*** Excerpted records ***

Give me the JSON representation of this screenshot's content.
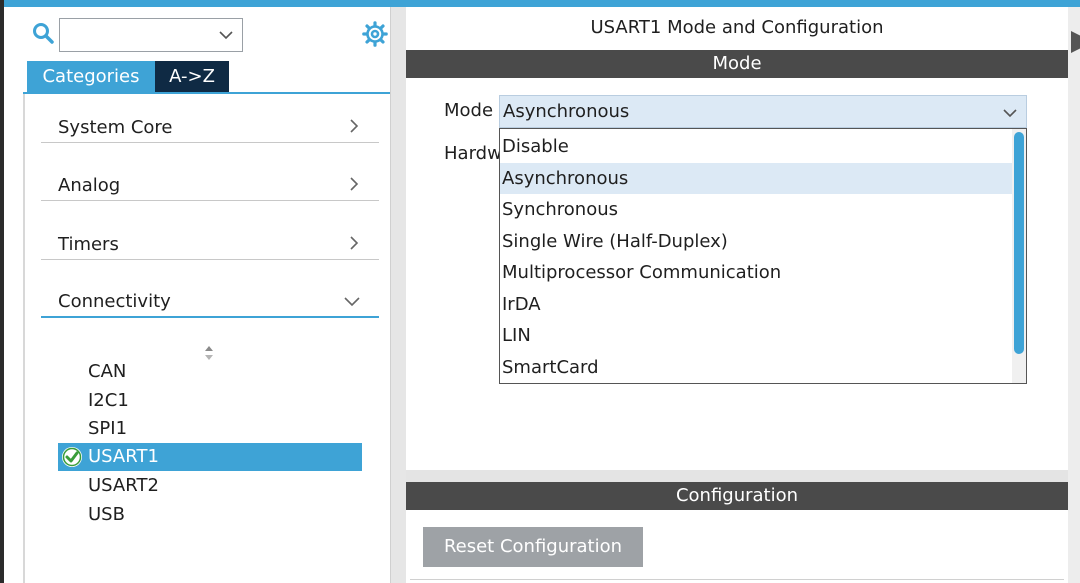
{
  "colors": {
    "accent": "#3ea3d6",
    "tab_dark": "#0f2a44",
    "section_bar": "#4a4a4a",
    "selection_bg": "#dce9f5",
    "button_gray": "#9ea2a6",
    "check_green": "#3a9d3a"
  },
  "left": {
    "search": {
      "value": "",
      "icon": "search-icon",
      "dropdown_icon": "chevron-down-icon"
    },
    "settings_icon": "gear-icon",
    "tabs": [
      {
        "label": "Categories",
        "active": true
      },
      {
        "label": "A->Z",
        "active": false
      }
    ],
    "categories": [
      {
        "label": "System Core",
        "expanded": false
      },
      {
        "label": "Analog",
        "expanded": false
      },
      {
        "label": "Timers",
        "expanded": false
      },
      {
        "label": "Connectivity",
        "expanded": true
      }
    ],
    "peripherals": [
      {
        "label": "CAN",
        "selected": false,
        "enabled": false
      },
      {
        "label": "I2C1",
        "selected": false,
        "enabled": false
      },
      {
        "label": "SPI1",
        "selected": false,
        "enabled": false
      },
      {
        "label": "USART1",
        "selected": true,
        "enabled": true
      },
      {
        "label": "USART2",
        "selected": false,
        "enabled": false
      },
      {
        "label": "USB",
        "selected": false,
        "enabled": false
      }
    ]
  },
  "right": {
    "title": "USART1 Mode and Configuration",
    "mode_section": "Mode",
    "mode_label": "Mode",
    "mode_value": "Asynchronous",
    "hardware_label": "Hardw",
    "mode_options": [
      {
        "label": "Disable",
        "selected": false
      },
      {
        "label": "Asynchronous",
        "selected": true
      },
      {
        "label": "Synchronous",
        "selected": false
      },
      {
        "label": "Single Wire (Half-Duplex)",
        "selected": false
      },
      {
        "label": "Multiprocessor Communication",
        "selected": false
      },
      {
        "label": "IrDA",
        "selected": false
      },
      {
        "label": "LIN",
        "selected": false
      },
      {
        "label": "SmartCard",
        "selected": false
      }
    ],
    "config_section": "Configuration",
    "reset_button": "Reset Configuration"
  }
}
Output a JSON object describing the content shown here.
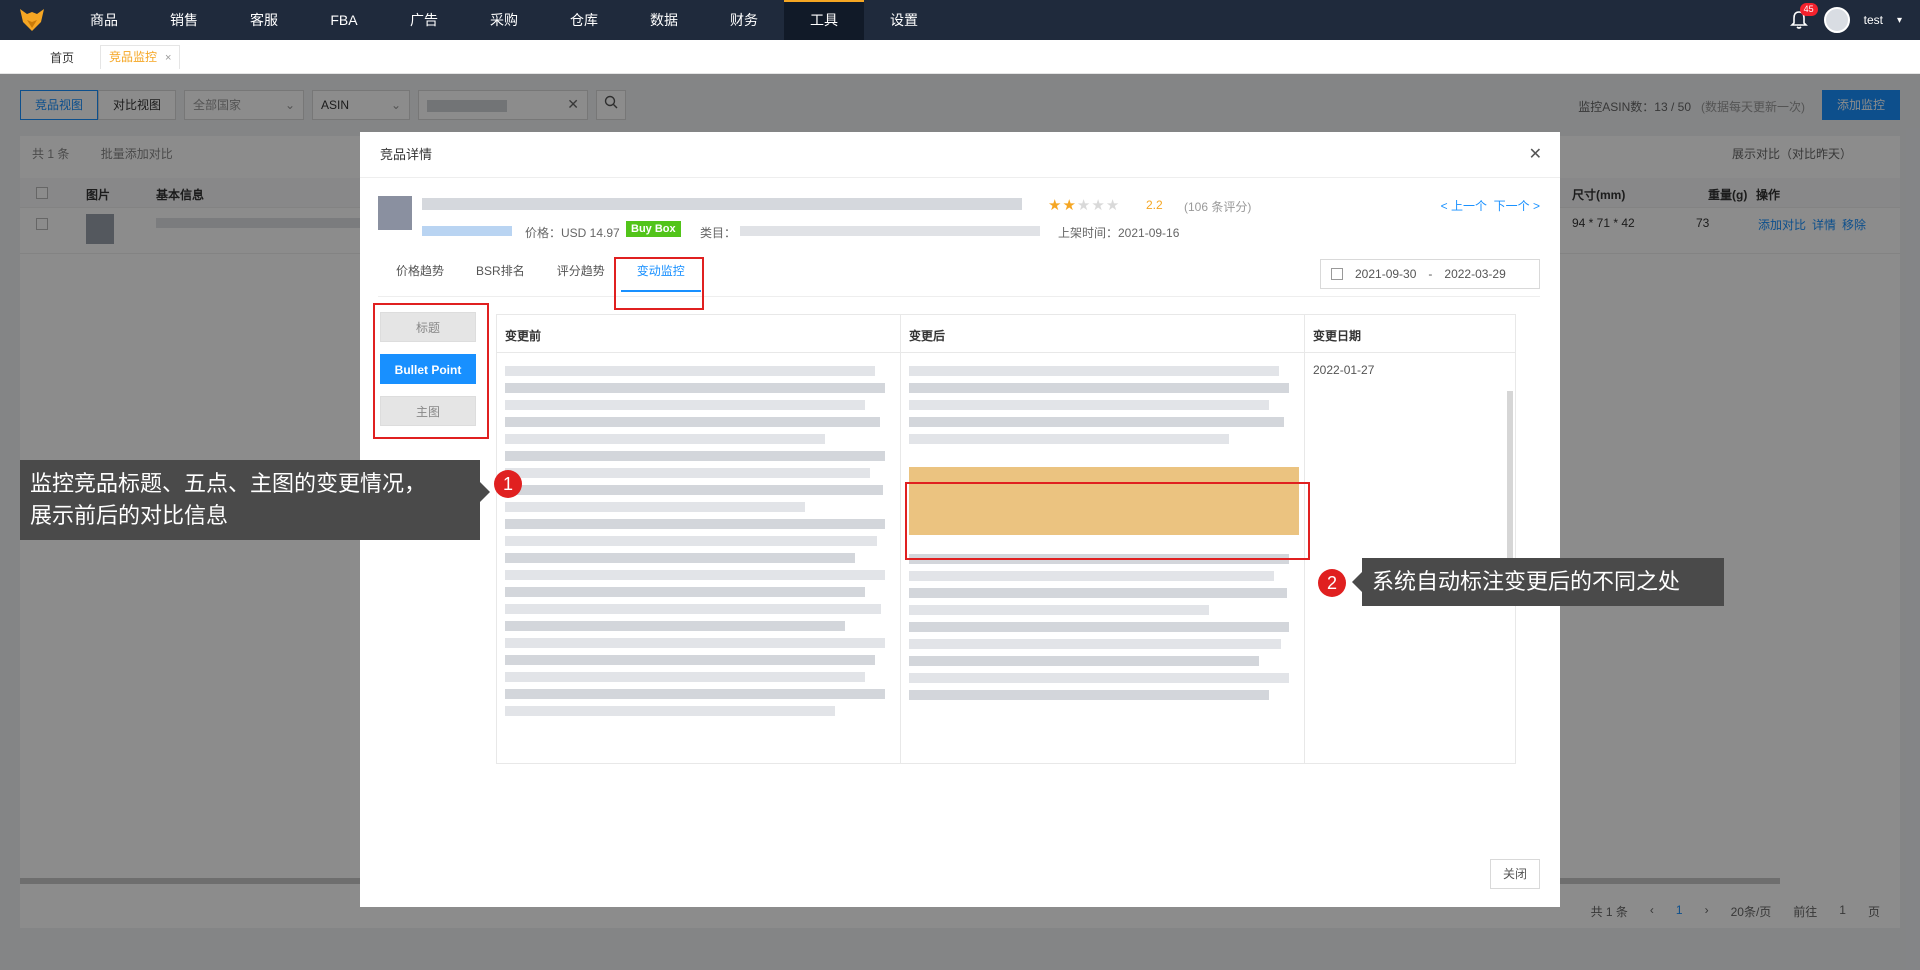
{
  "nav": {
    "items": [
      "商品",
      "销售",
      "客服",
      "FBA",
      "广告",
      "采购",
      "仓库",
      "数据",
      "财务",
      "工具",
      "设置"
    ],
    "active": "工具",
    "notify_count": "45",
    "user": "test"
  },
  "tabs": {
    "home": "首页",
    "current": "竞品监控",
    "close": "×"
  },
  "toolbar": {
    "view_product": "竞品视图",
    "view_compare": "对比视图",
    "country_placeholder": "全部国家",
    "field": "ASIN",
    "monitor_label": "监控ASIN数：13 / 50",
    "monitor_sub": "(数据每天更新一次)",
    "add_monitor": "添加监控"
  },
  "panel": {
    "count": "共 1 条",
    "batch": "批量添加对比",
    "show_compare": "展示对比（对比昨天）",
    "headers": [
      "图片",
      "基本信息",
      "尺寸(mm)",
      "重量(g)",
      "操作"
    ],
    "row": {
      "size": "94 * 71 * 42",
      "weight": "73",
      "actions": [
        "添加对比",
        "详情",
        "移除"
      ]
    },
    "pager": {
      "total": "共 1 条",
      "page": "1",
      "per_page": "20条/页",
      "goto": "前往",
      "goto_page": "1",
      "page_unit": "页"
    }
  },
  "modal": {
    "title": "竞品详情",
    "close_icon": "close-icon",
    "price": "价格：USD 14.97",
    "buybox": "Buy Box",
    "category_label": "类目：",
    "rating": "2.2",
    "reviews": "(106 条评分)",
    "listed": "上架时间：2021-09-16",
    "prev": "< 上一个",
    "next": "下一个 >",
    "tabs": [
      "价格趋势",
      "BSR排名",
      "评分趋势",
      "变动监控"
    ],
    "active_tab": "变动监控",
    "date_start": "2021-09-30",
    "date_sep": "-",
    "date_end": "2022-03-29",
    "side": [
      "标题",
      "Bullet Point",
      "主图"
    ],
    "active_side": "Bullet Point",
    "table_headers": [
      "变更前",
      "变更后",
      "变更日期"
    ],
    "change_date": "2022-01-27",
    "close_button": "关闭"
  },
  "annotations": {
    "one": {
      "num": "1",
      "text_line1": "监控竞品标题、五点、主图的变更情况，",
      "text_line2": "展示前后的对比信息"
    },
    "two": {
      "num": "2",
      "text": "系统自动标注变更后的不同之处"
    }
  },
  "colors": {
    "nav_bg": "#1f2a3c",
    "accent": "#1890ff",
    "tab_accent": "#f5a623",
    "highlight": "#e02020"
  }
}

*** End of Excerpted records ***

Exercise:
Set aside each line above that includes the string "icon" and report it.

The completed task:
      "icon": "search-icon",
      "dropdown_icon": "chevron-down-icon"
    "settings_icon": "gear-icon",
    "close_icon": "close-icon",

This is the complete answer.